- This feature/project is so big that we must really design it properly before we can start coding
The list would go on, I’ll stop here.
The problem with explaining why BDUF does not work is that iterative design is most effective in exactly the same situations as the proponents of BDUF say it would fail. Each of the reasons above could be used to propose Iterative Design (ID):
- You should not make mistakes, therefore you should try to make as many mistakes as possible as early as possible and learn from them before you release the software
- If you don’t iterate your design for (put your favorite non-functional requirement here) you will not be able to design something that works correctly
- We need to make big changes to the (whatever module) so we need to go through each change one at a time with a proper support of unit tests and iterate the design while making sure we don’t break anything that was working properly
- This feature/project is so big that we must really start small and build the design over several iterations. It cannot be designed up front.
So what is the difference between ID and BDUF then? It is rather one of approach. While BDUF proponents defend that you should tackle uncertainty (which is at the heart of each of the statements above) with a pre-planned (pre-designed) approach. The proponents of ID argue that you should spend only enough time to come up with a solution that would work with the current environment, and then with time, adapt or change your design based on the additional information that you obtain while executing the design (don’t forget the Unit Tests! ;).
So, when faced with a “big/hard/complex change” a BDUF adept would design until he would be perfectly happy with the design before proceeding to implementation. In real life however things are not that simple. Most designs fail (“most” because at some point one will work), they fail because we work with complex environments that are hardly predictable enough for us to be able to produce reliable designs that touch every possible point of the known problem space.
An ID adept would use enough time to have a design solution that would work. The main difference here is that an ID would not try to make the design full-future proof (i.e. ready to tackle all possible predictable situations), but rather concentrate on making a design that would work with the restrictions and situations to be tackled at the time of design (not hypothetical future possible situations). Later, if and when the design would fail in a specific situation it would be changed or altered.
Many of the BDUF proponents have an issue with this approach because “intuitively” it seems that the ID approach is “wasteful” in that it does not produce a “ready” design but rather it produces a design to which programmers will have to come back again and again “because they did not spend enough time designing it properly” (so the comment goes).
But that’s just it! The ID approach is counter-intuitive, but it works. It is present in many successful industries (like Toyota’s famous Production System) and it works.
I’m sure at some point in time there will be a proper analysis “why” ID works better than BDUF, but until then trust the empirical evidence, empirical evidence is also important, not just theory (which is what the BDUF success is based on).

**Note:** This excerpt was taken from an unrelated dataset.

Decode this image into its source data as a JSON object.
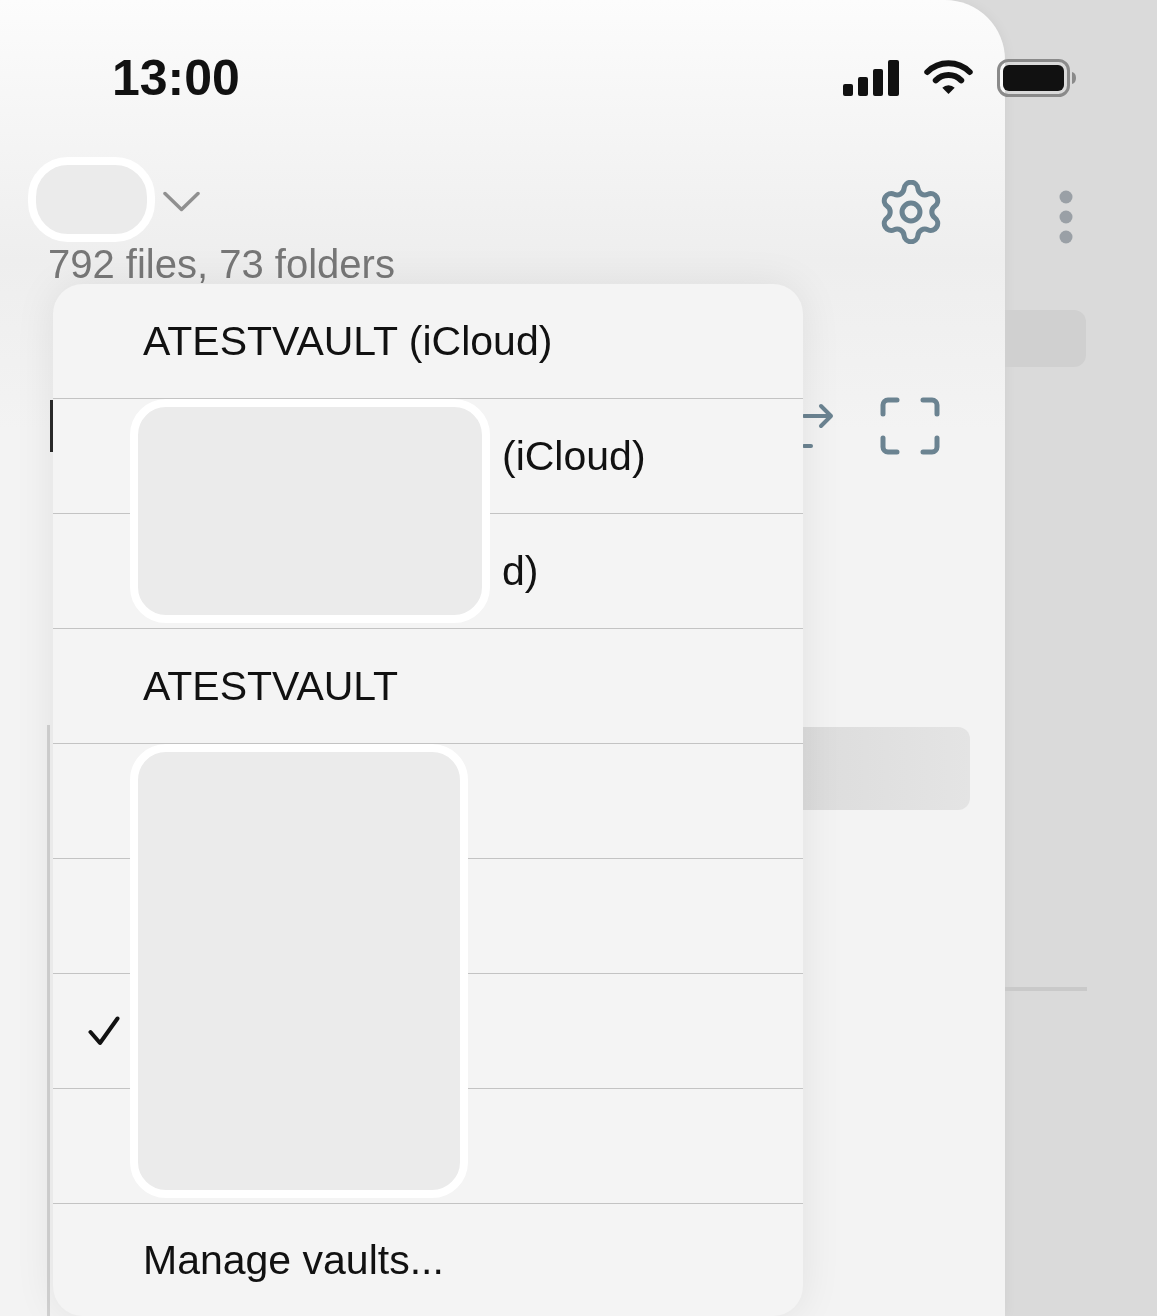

So, finally, why doesn’t BDUF work in my opinion? In more than 10 years experience I’ve seen BDUF and ID fail often, but the ID people are always able to recover from their failures faster and more often than the BDUF people. I guess the reason is: it’s impossible to avoid mistakes, so any process that accepts and accounts for that will be more effective in the long run.